In addition, Kumar emphasizes that Adivasi concerns vary from state to state and notes that an issue that is significant to Adivasi populations in the Northeast may not be as essential to those in the Hindi belt or the South.

Sociology professor Suraj Gogoi of RV University, Bengaluru, concurs that the issues facing the Adivasis in the Northeast are substantially distinct from those facing people in other regions. According to him, the two main concerns facing the Adivasis in this area are development and autonomy. People in Arunachal Pradesh support the BJP because they think the party is in charge of building the 169 dams that are now under development. The Adivasis from the Chotanagpur area of Jharkhand who came to Assam as laborers have still not been given the ST classification. They now number over 70 lakh. Many BJP representatives are present in the group, and they have been successful in persuading them that the party would guarantee them tribal status. The scenario is similar in Tripura.
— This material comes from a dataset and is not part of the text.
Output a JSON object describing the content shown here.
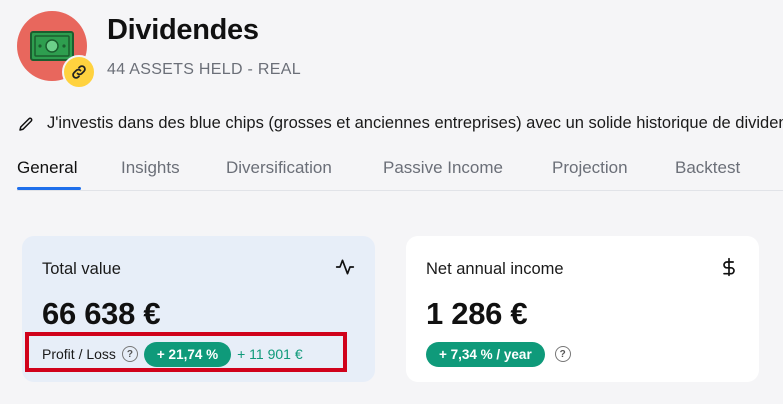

Thanks to the support of Meitei voters, the BJP is already well-established in Manipur. Numerous tribal groupings exist in the Northeast, and they do not unite around a common philosophy or in the name of Adivasi unity. Actually, demonstrations over the Manipur problem were not as widespread in Assam or other Northeastern states as they were in the Hindi tribal belt states.

According to Gogoi, the BJP can take advantage of and profit from problems like the NRC in the area before to the general elections. He claims that the tribal voter may support Bharat or the BJP based on the sentiment that is now present in the Northeast.

Related Articles

Back to top button